■ Problem ■
In the entries below, how many lines hold the word "JSON"? Answer with the number only.
=== Begin Enclosure ===
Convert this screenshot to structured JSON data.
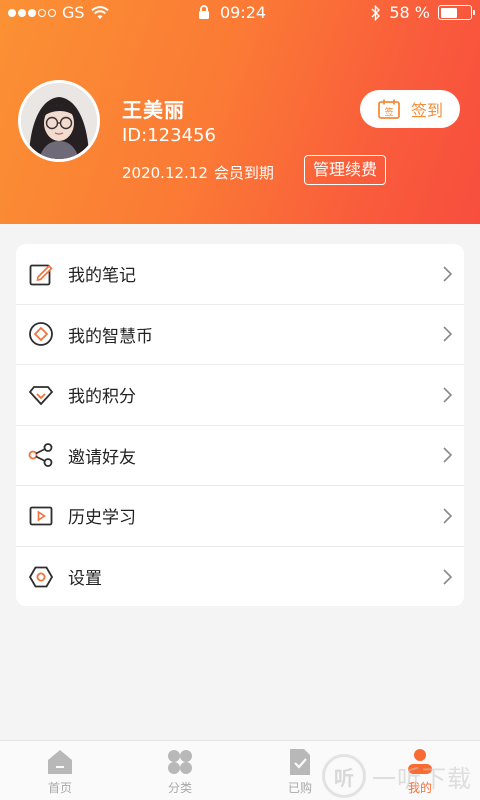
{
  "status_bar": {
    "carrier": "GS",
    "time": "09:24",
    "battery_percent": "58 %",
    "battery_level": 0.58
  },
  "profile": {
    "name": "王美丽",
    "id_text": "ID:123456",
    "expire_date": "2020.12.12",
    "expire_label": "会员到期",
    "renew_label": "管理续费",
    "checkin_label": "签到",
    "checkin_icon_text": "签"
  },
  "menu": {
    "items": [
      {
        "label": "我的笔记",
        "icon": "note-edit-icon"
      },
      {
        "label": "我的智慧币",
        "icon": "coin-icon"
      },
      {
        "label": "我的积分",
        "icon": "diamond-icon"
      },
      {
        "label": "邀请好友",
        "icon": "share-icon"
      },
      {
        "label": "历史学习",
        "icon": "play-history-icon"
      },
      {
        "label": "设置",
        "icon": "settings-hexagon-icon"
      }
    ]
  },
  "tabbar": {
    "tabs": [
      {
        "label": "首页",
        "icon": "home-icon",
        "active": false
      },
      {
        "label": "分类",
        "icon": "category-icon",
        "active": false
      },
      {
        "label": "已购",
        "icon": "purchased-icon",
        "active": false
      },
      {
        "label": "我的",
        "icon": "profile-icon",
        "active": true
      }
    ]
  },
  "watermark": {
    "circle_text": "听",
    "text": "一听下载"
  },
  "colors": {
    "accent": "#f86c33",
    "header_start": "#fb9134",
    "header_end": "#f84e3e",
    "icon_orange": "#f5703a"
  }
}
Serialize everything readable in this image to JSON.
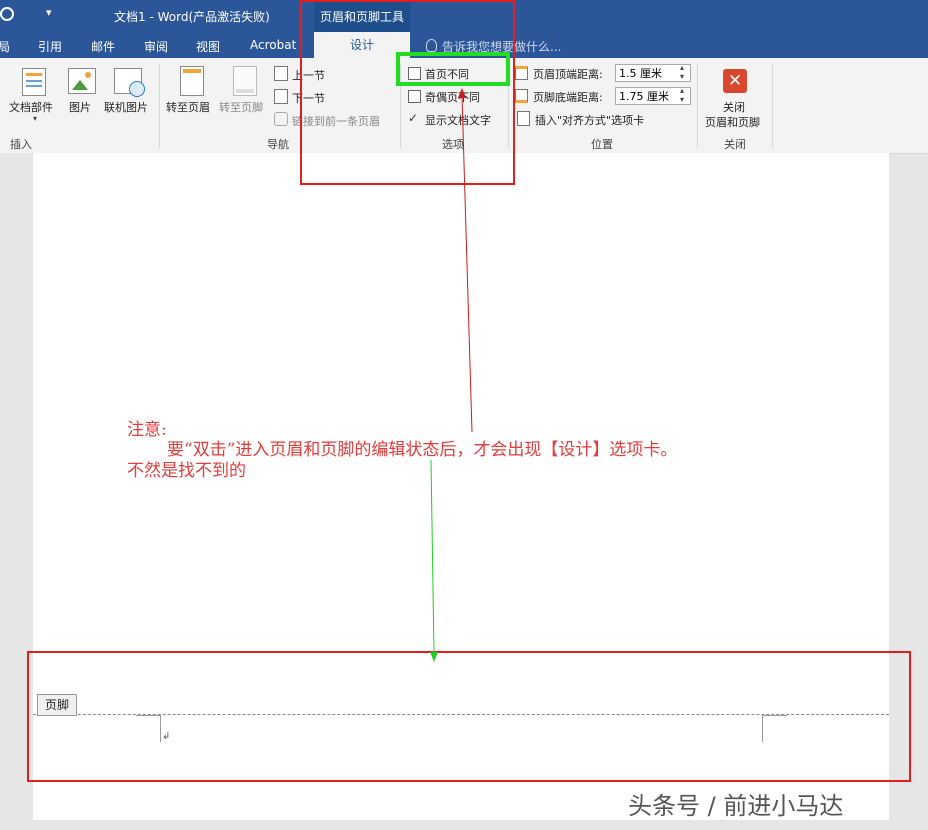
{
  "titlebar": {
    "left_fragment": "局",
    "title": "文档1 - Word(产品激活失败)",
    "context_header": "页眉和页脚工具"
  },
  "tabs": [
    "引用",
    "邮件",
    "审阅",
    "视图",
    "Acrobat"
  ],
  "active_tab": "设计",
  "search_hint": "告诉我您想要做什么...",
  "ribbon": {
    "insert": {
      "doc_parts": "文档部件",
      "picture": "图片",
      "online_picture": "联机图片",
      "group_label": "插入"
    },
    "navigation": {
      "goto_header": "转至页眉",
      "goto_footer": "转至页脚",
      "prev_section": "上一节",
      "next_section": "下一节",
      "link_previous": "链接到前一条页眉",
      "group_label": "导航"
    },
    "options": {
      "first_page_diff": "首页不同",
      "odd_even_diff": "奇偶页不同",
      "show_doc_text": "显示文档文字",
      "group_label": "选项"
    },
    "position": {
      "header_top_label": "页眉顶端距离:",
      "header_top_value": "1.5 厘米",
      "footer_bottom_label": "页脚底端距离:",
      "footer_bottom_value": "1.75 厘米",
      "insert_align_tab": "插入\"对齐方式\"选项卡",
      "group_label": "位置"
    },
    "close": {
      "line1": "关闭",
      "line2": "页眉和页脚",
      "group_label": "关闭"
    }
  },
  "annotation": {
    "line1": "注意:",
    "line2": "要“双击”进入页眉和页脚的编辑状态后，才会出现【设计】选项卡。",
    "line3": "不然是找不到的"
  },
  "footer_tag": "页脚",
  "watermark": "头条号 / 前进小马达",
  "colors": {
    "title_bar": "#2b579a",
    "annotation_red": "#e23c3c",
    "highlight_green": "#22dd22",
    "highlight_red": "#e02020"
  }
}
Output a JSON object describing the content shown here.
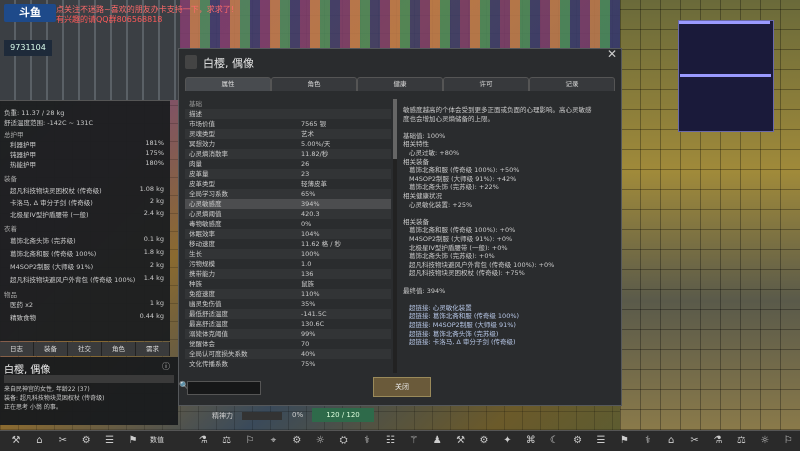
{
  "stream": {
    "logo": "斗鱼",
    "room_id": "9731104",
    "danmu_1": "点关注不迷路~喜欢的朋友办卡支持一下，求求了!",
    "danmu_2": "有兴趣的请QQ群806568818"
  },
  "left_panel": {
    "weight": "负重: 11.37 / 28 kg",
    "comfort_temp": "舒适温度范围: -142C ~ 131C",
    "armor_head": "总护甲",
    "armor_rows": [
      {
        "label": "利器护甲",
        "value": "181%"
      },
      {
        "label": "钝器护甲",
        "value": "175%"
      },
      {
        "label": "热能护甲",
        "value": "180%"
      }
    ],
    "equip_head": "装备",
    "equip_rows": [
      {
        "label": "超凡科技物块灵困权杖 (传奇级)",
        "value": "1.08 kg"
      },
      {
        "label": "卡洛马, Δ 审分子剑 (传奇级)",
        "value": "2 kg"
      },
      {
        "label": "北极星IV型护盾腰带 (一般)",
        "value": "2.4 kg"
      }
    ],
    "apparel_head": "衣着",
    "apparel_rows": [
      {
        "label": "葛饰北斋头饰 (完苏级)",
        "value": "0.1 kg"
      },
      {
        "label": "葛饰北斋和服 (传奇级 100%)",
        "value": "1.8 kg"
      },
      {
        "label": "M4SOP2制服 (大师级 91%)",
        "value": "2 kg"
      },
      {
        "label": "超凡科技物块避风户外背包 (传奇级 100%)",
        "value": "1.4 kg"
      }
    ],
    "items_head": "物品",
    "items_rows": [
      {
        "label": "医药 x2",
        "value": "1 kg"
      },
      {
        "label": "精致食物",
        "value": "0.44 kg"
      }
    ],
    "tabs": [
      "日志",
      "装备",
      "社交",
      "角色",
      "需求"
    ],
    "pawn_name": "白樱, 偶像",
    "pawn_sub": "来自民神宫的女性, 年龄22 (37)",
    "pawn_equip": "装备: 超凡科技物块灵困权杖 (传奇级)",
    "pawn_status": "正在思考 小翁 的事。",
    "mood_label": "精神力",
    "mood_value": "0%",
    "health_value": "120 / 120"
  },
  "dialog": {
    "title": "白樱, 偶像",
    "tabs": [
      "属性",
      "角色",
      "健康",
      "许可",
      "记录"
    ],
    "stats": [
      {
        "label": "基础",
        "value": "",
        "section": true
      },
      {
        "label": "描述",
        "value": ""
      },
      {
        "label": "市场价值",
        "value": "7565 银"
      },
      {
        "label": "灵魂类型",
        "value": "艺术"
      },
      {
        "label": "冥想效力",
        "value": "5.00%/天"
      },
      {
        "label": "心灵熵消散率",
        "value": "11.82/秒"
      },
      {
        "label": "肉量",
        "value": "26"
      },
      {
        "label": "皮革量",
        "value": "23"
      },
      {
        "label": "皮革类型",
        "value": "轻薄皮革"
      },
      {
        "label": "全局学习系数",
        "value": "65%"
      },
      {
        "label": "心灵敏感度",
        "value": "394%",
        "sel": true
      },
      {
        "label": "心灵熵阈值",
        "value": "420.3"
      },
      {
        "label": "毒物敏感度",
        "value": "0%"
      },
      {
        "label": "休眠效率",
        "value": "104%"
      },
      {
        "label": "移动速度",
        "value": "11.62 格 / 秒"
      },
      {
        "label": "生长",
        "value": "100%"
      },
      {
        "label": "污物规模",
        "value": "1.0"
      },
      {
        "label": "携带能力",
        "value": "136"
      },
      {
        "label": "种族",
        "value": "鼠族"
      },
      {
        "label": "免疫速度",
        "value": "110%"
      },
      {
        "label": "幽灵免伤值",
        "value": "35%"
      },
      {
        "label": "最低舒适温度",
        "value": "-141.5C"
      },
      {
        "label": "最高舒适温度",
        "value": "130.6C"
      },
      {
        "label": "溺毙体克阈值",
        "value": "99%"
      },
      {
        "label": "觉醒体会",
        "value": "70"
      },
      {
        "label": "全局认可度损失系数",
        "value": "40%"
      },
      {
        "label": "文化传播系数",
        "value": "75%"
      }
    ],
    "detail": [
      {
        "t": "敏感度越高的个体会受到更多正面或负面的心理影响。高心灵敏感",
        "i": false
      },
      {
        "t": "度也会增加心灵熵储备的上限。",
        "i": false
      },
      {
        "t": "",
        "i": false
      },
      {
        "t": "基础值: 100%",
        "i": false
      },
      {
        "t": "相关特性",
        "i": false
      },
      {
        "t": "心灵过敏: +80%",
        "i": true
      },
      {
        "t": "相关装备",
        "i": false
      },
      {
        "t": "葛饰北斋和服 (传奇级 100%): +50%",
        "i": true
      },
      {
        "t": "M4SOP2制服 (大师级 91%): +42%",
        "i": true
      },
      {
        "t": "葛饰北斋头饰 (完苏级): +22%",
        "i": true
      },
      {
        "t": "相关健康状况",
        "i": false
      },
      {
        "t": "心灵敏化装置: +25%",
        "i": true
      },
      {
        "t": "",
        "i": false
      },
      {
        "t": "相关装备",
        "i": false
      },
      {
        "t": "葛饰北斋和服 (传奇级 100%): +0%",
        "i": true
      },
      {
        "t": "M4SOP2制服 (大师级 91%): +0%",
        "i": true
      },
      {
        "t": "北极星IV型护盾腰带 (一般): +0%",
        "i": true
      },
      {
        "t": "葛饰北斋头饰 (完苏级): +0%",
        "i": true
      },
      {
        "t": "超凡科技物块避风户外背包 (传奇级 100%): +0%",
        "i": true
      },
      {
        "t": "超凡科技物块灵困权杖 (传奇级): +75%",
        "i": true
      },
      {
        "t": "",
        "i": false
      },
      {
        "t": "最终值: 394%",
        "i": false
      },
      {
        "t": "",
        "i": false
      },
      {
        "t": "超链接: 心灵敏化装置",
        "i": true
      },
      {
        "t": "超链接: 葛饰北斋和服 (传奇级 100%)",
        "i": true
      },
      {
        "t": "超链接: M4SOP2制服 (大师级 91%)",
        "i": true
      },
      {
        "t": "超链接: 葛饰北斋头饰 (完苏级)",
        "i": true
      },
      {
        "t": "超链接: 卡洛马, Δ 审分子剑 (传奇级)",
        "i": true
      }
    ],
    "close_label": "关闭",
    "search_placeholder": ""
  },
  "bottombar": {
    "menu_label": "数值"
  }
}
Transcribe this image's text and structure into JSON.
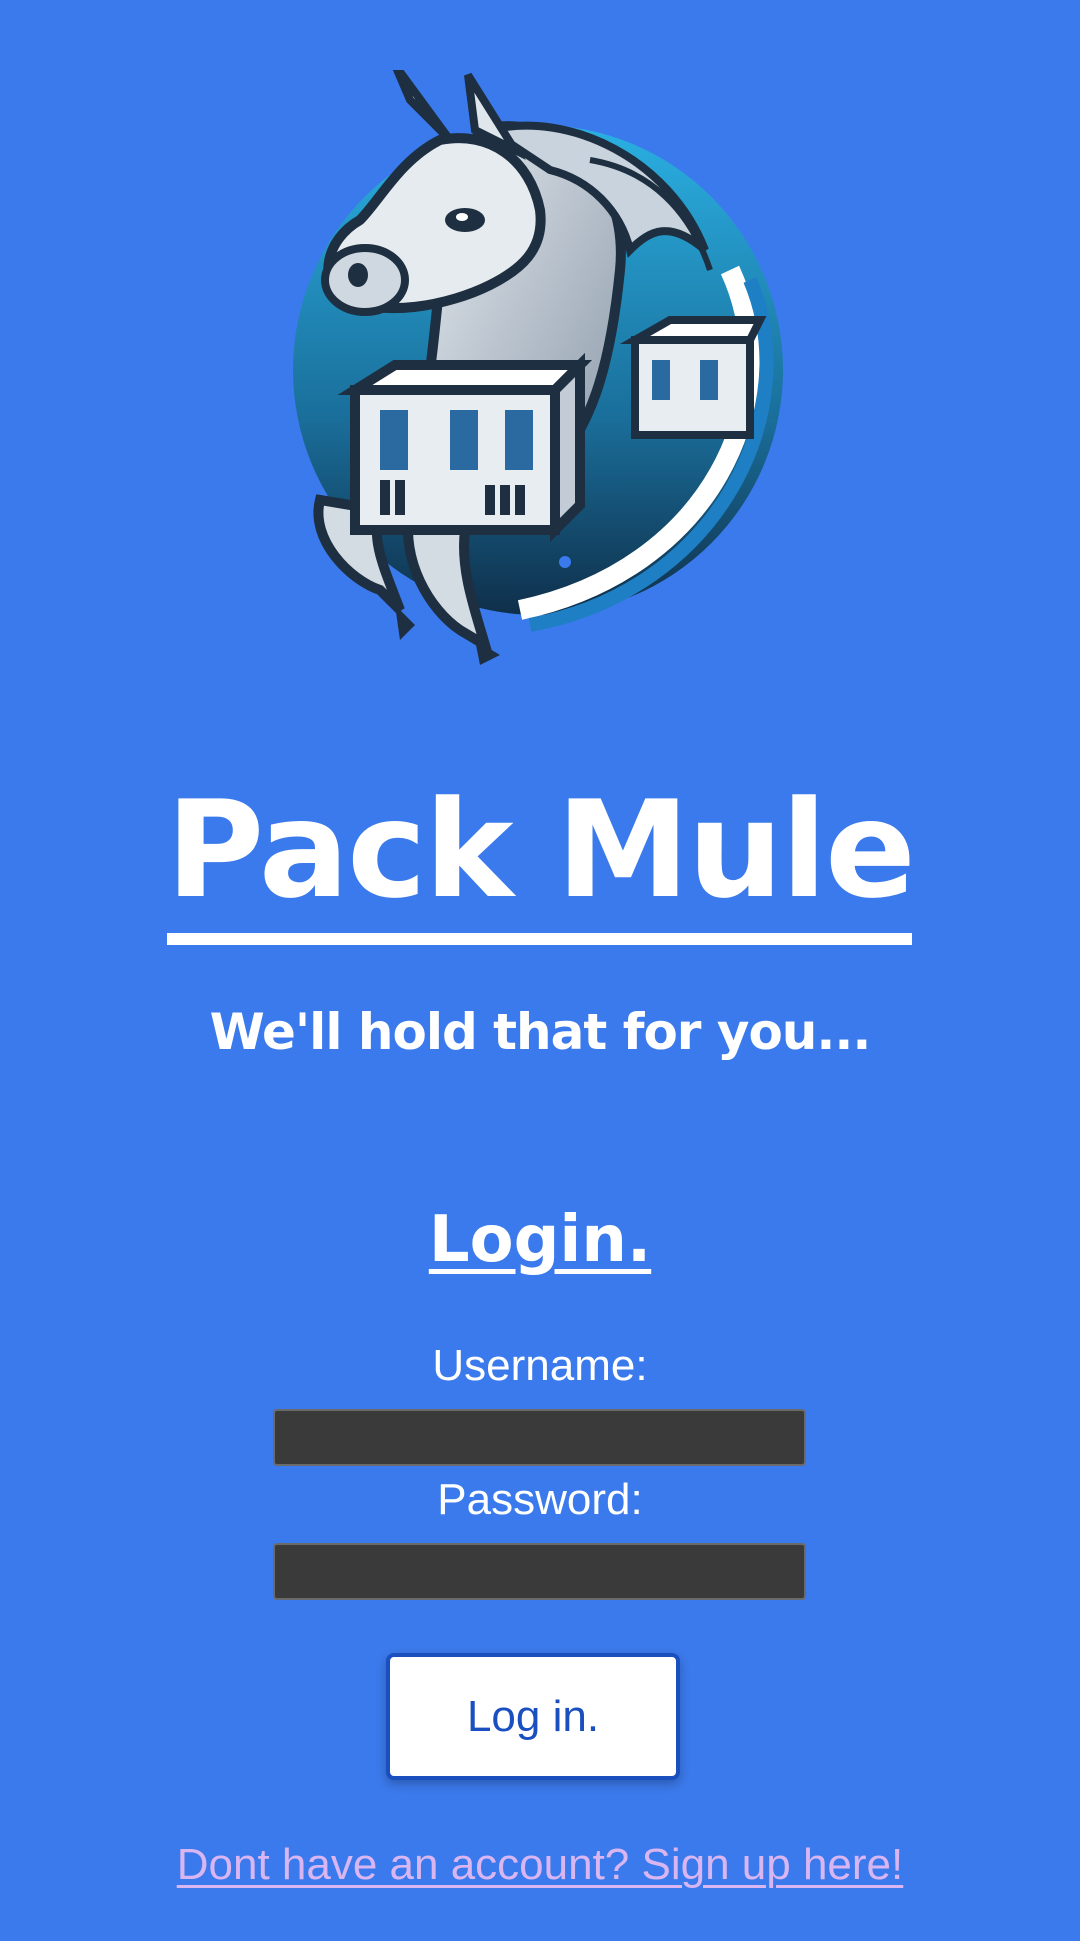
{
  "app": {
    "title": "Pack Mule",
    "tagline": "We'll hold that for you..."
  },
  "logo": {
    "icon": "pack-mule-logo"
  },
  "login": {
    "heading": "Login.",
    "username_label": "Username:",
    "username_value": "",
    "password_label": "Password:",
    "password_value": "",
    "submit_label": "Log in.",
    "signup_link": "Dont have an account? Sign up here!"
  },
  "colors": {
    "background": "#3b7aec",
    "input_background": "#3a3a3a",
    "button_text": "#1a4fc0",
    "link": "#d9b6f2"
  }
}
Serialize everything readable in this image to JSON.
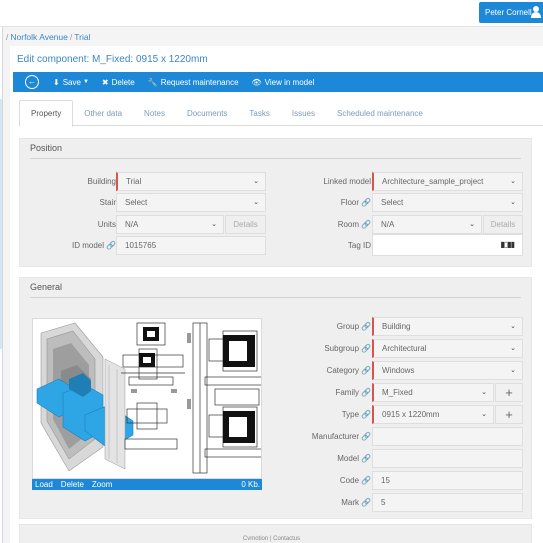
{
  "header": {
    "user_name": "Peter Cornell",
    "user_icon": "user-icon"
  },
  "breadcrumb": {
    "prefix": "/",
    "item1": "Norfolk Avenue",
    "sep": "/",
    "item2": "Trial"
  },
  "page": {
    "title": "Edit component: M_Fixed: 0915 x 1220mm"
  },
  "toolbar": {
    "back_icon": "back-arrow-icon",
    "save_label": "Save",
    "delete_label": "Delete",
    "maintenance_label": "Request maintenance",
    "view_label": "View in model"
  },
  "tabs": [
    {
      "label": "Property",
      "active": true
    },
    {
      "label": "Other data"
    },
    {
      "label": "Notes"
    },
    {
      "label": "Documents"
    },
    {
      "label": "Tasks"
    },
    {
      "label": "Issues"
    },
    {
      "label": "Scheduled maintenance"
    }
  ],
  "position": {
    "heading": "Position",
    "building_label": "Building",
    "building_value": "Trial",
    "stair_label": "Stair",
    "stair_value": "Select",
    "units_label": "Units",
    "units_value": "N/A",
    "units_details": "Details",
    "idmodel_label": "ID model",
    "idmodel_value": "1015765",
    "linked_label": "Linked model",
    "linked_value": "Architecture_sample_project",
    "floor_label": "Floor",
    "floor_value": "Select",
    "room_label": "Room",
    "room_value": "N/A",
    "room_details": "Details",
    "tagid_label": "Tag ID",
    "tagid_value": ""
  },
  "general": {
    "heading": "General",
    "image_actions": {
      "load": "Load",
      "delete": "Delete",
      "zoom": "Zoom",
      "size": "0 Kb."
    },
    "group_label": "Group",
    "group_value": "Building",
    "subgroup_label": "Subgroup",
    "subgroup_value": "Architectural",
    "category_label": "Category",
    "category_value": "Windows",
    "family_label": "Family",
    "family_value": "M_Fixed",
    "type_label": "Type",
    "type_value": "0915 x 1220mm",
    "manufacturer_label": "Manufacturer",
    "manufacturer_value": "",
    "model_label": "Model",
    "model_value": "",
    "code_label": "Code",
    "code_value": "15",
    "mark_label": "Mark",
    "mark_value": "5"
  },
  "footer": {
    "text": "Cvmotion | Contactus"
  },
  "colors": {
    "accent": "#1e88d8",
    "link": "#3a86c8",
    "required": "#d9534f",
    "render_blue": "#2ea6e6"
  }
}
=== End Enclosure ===
■ Problem solution ■
5